- Walmart acquired an India-based homecare software vendor backed by Accel Partners, FloCare.
- Invitae announced the acquisition of biotech AI vendor Jungla for $50mm with an additional earnout opportunity of $15mm.
- Sedgwick announced the acquisition of York Risk Services Group, resulting in one of the largest risk management vendors serving the insurance industry with 27,000 employees.
Noteworthy investments during the month include:
- Wearable technology vendor GOQii raised $60mm from Mitsui & Co.
- Healthcare market intelligence vendor, Stratasan, raised $26mm from investors including Fulcrum, Frist Cressey and Blue Heron.
- Telemedicine contraceptive vendor Nurx raised $42mm from investors including Union Square, KPCB, and Lowercase Capital.
- Baring Asia acquired health analytics vendor CitiusTech for approximately $1 billion, which values the company at 5x and 18x estimated 2020 revenue and EBITDA, respectively.
- Notable Labs, a decision support platform for individuals with blood cancers, raised $40mm from investors including B Capital, Industry Ventures, LifeForce Capital, and the Capital Group.
Noteworthy News Headlines
Livongo and Health Catalyst began trading on the Nasdaq on July 25, joining a slew of companies to end a nearly three-year drought since the last initial public offering of a digital health company. The two companies joined Phreesia, a healthcare software provider that went public one week earlier on July 18, and Change Healthcare, a revenue cycle management company formed through a series of acquisitions and a merger with McKesson's technology business, which began trading in June.
The Trump administration abandoned one of its signature drug-pricing efforts: a ban on many of the rebates that drug companies pay to pharmacy benefit managers under Medicare. While the White House had argued eliminating rebates would result in drug manufacturers charging lower list prices, the proposal has been controversial since its unveiling in January. Drug manufacturers had largely supported it, while middlemen known as pharmacy benefit managers and insurers were vocally opposed.
Optum’s John Muir Health deal provides a new model for health system collaboration. As part of the deal, Optum will take over non-clinical functions for the provider ranging from IT services, revenue cycle management, analytics and claims processing and bring on more than 500 John Muir Health employees. The idea is to allow John Muir to focus on patient care and lower administrative burden, while utilizing Optum data resources to shift its business to value-based care models.
Tenet Healthcare Corp. will spin off its $1.5 billion revenue cycle subsidiary Conifer Health Solutions as a separate, publicly-traded company, it announced July 21st. At the same time, it was announced Conifer's CEO Stephen M. Mooney stepped down from his position and Kyle Burtnett, who has been Conifer's chief operating officer, was appointed interim CEO. Tenet is conducting a national search for a permanent CEO of Conifer. The announcement is the culmination of a years-long process for the Dallas-based health system giant to divest itself from Conifer.

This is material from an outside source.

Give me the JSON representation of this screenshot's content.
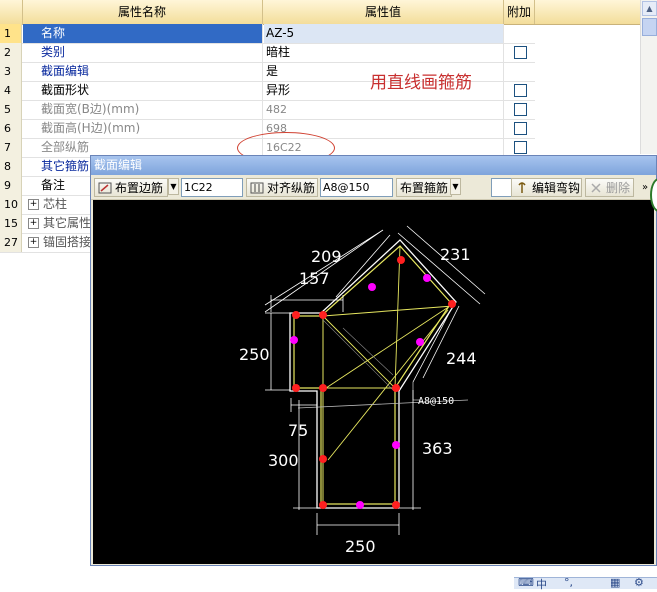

HHS and the Food and Drug Administration released a plan on July 30 to lay the foundation for safe importation of certain drugs intended for foreign markets. HHS Secretary Alex Azar said that the plan represents a shift in agency thinking regarding importation from foreign countries. HHS has long been resistant to importation due to concerns about drug safety, however President Trump has been pushing for importation in an effort to lower prices.
Public Company Performance
HGP tracks stock indices for publicly traded health IT companies within four different sectors - Health IT, Payers, Healthcare Services, and Health IT & Payer Services. The spike in the Payer Index on July 11 was a result of the Trump Administration abandoning its intent to modify drug rebate programs that would lower prices on drugs, which resulted in similar gains for PBM stocks. The chart below summarizes the performance of these sectors compared to the S&P 500 for the month of July:
The following tables include summary statistics on the four sectors tracked by HGP as well as the S&P 500 and NASDAQ for July 2019: